The slides are on slideshare:
The talk was also videoed, which is on youtube:
I addressed the key question: why doesn't Linux have DTrace?
One way answer to this is to look at ftrace and perf_events, which are Linux technologies built-in to the kernel, and provide many similar capabilities to DTrace. These technologies didn't exist when DTrace was launched in 2005, when everyone learned not only that DTrace existed, but that it created an observability gap for Linux. But it's no longer 2005: the observability gap is now much smaller and shrinking. Linux is catching up.
But there's another answer to this, which is an important and previously untold story that Linux needs to learn. DTrace is more than just a great technology: DTrace had marketing. DTrace was pushed by sales folk. DTrace had training classes, and instructors. DTrace had evangelists. DTrace had user-friendly scripts (many of which I wrote). DTrace had a community.
By comparison, technologies like ftrace and perf_events in Linux are so far little more than just the technologies, documented in the kernel tree. No Linux backer is spending big to market them. And why should they? Sun Microsystems, the creator of DTrace, was fighting for its survival. It could justify spending millions marketing and selling its differentiators, including DTrace. I called it the "trace race". I knew many of the Sun staff involved – and they did a heck of a job (thank you). Such a scenario may never be repeated.
Marketing serves a role: it helps people become aware of technologies, and motivates them to try them out. I know many Linux users who didn't know about ftrace until I started blogging and speaking about it. And that's what we as a community need to do: use the technologies, and share the use cases. We won't have the backing of corporate marketing and sales, but we can use social media.
There's many more lessons in the talk, which I recommend watching. It's my only talk where I covered more than just technology, but many non-technical factors involved in a product's success.

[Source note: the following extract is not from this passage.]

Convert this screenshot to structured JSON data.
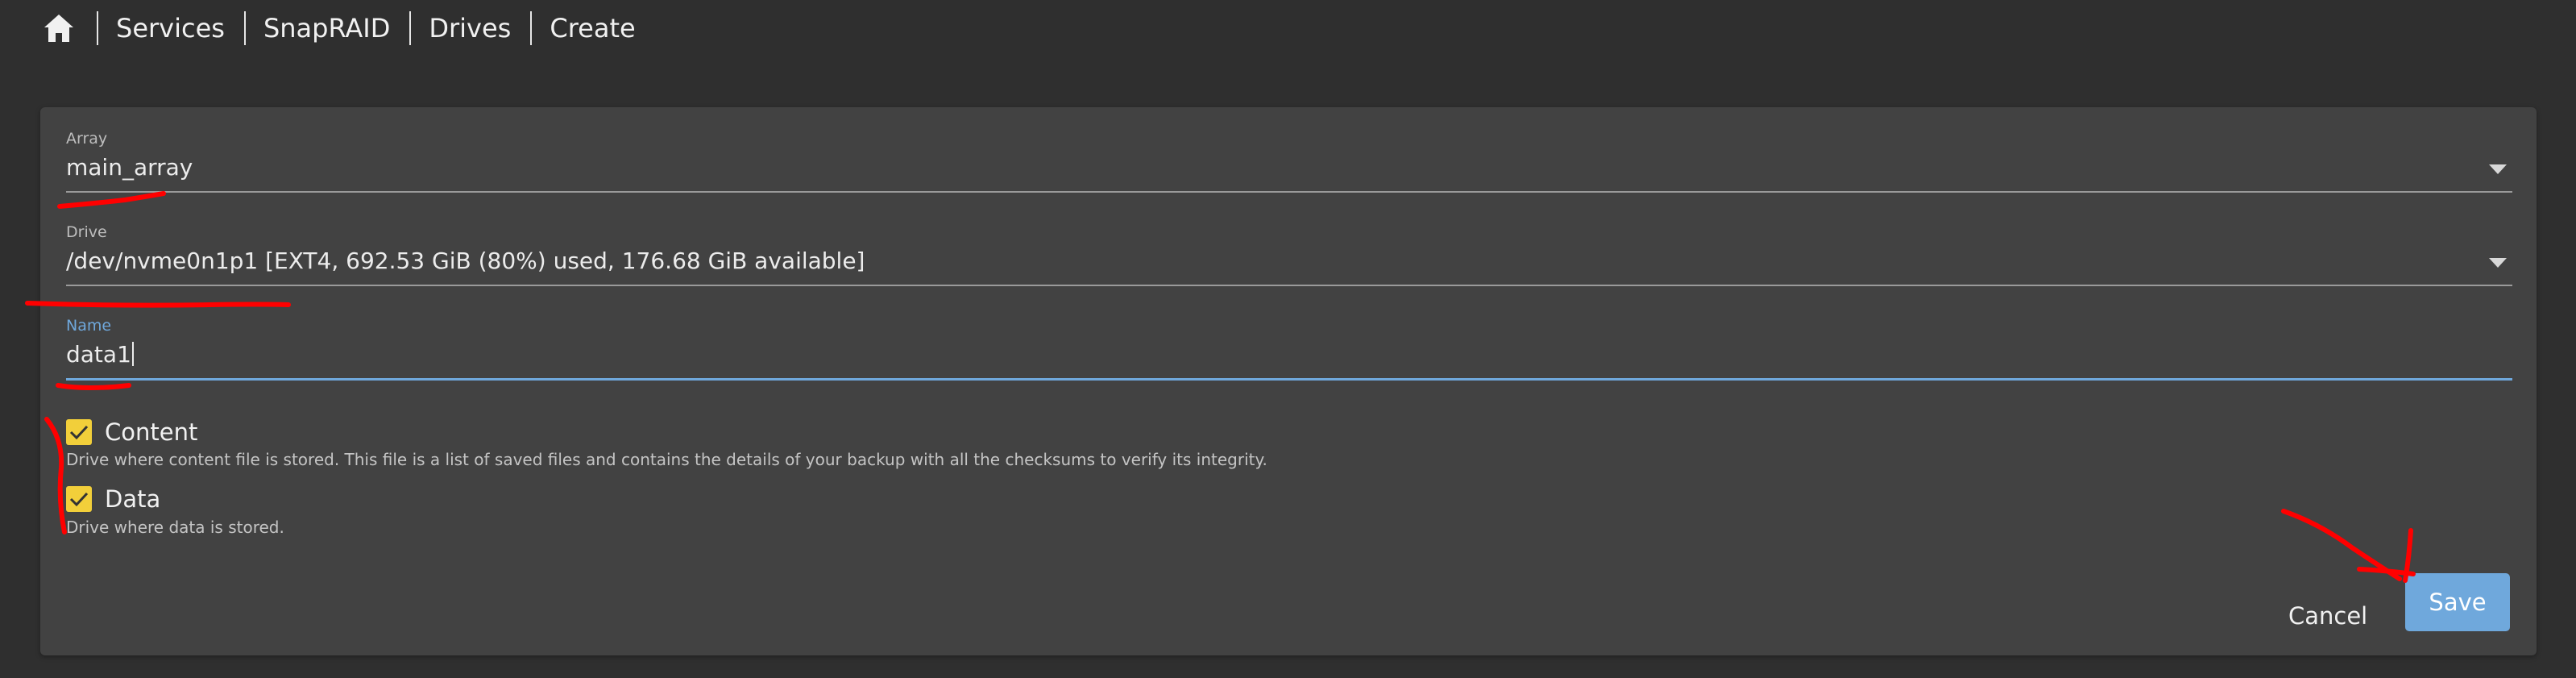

I've been contributing to Linux tracing myself, by participating in the communities (eg, linux-perf-users mailing list), testing new features (eg, eBPF), publishing tools and documentation (eg, perf-tools, and blog posts here), and talking about these technologies at conferences. This includes my recent Linux Profiling at Netflix talk at SCALE13x, where I covered perf_events, and my LISA 2014 talk, where I covered my mostly ftrace-based perf-tools. I'll be posting more on this blog about Linux tracing during the year.
Slides and video for all the Tracing Summit talks are on the Tracing Summit wiki (thanks to the EfficiOS folk for filming them). A couple of my favorites were Yannick Brosseau's "Using tracing at Facebook scale", and Francis Giraldeau's "Discover what your app is waiting with kernel tracing". Thanks to the organizers for putting on a great event! (And if you watched the talk, yes, Deirdré Straughan helped me a little with this post as well.)